“This trip is one of the main ways the architects designing the school will gain insight about how the new building will be constructed, and to be able to offer input on these new ideas is an incredible opportunity,” she said. “I want to make sure that the new building is not simply a product of the architects and adults, but also a product of the students that will actually be learning in it on a day-to-day basis.”


New school to be seven floors, not nine:

Original plans for the new Lincoln called for a nine-story classroom building. This has now been revised to seven floors, but principal Peyton Chapman says this will not negatively affect future students and staff.

The main factors in the decision were cost and the amount of space that PPS guidelines allow.

“When we actually mapped it out, nine [floors] gave us more square footage than we could have or afford,” Chapman said.

The new building will still be 280,000 square feet, which is 100,000 more than the current building.


Archeological remains possible at Lincoln site

When considering archeological dig sites, most of us think of Egypt or Greece. But when the football field is dug up to build the new school, construction workers will be digging into so-called “undocumented fill,” meaning they do not know for sure what they will uncover.

Architects raised the prospects of archaeological finds on Lincoln’s campus at a Jan. 12 meeting, pointing out that Lincoln is built over the former Tanner Creek, meaning it could have been a gathering place for Native Americans and, later, white settlers.

The Cardinal Times reached out to an expert to find out the possibilities.

Dr. Doug Wilson is director of the Northwest Cultural Resources Institute and an Associate Professor of archeology at Portland State University. He said there are archeological remains in the city that have been found in the past.

“Most of them are from the 19th century, but there’s certainly the potential for pre-contact Indians,” Wilson said. In terms of 19th century items, he said there is a chance to find pottery, glassware, and items from the tanning process.

“From American Indian sites, much of what we find are pieces of stone that are debris from manufacturing stone tools such as arrowheads.”

Wilson said there is a possibility that a creek running through a low-lying area certainly may have attracted people to the site. “[The Lincoln site] was certainly an area the early pioneers used.”

Anything found would give insight into Portland’s history. “Any site would be of interest in the Portland area because we have not recorded a lot of them,” Wilson said.

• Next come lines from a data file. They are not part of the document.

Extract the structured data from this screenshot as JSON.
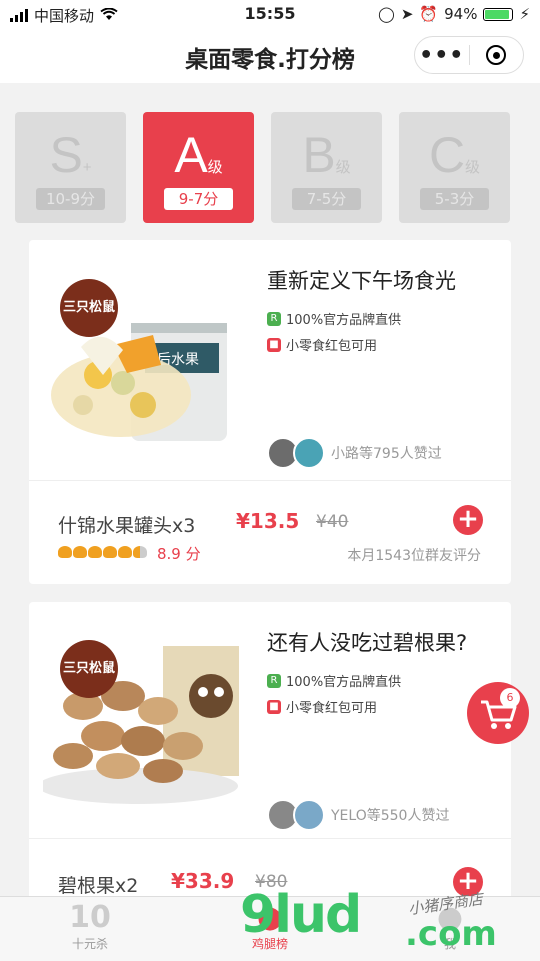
{
  "status": {
    "carrier": "中国移动",
    "time": "15:55",
    "battery": "94%"
  },
  "nav": {
    "title": "桌面零食.打分榜"
  },
  "grades": [
    {
      "letter": "S",
      "sup": "+",
      "range": "10-9分",
      "active": false
    },
    {
      "letter": "A",
      "sup": "级",
      "range": "9-7分",
      "active": true
    },
    {
      "letter": "B",
      "sup": "级",
      "range": "7-5分",
      "active": false
    },
    {
      "letter": "C",
      "sup": "级",
      "range": "5-3分",
      "active": false
    }
  ],
  "products": [
    {
      "logo": "三只松鼠",
      "headline": "重新定义下午场食光",
      "tag1": "100%官方品牌直供",
      "tag2": "小零食红包可用",
      "likes": "小路等795人赞过",
      "name": "什锦水果罐头x3",
      "price": "¥13.5",
      "old_price": "¥40",
      "rating": 4.5,
      "score": "8.9 分",
      "rate_count": "本月1543位群友评分"
    },
    {
      "logo": "三只松鼠",
      "headline": "还有人没吃过碧根果?",
      "tag1": "100%官方品牌直供",
      "tag2": "小零食红包可用",
      "likes": "YELO等550人赞过",
      "name": "碧根果x2",
      "price": "¥33.9",
      "old_price": "¥80"
    }
  ],
  "cart": {
    "count": "6"
  },
  "tabs": [
    {
      "icon": "10",
      "label": "十元杀"
    },
    {
      "icon": "",
      "label": "鸡腿榜"
    },
    {
      "icon": "",
      "label": "我"
    }
  ],
  "watermark": {
    "main": "9lud",
    "suffix": ".com",
    "script": "小猪序商店"
  },
  "colors": {
    "accent": "#e8404c",
    "tag_green": "#4caf50"
  }
}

Architects mentioned at the Jan. 12 meeting that they hope any archeological discoveries could be integrated into the Lincoln curriculum.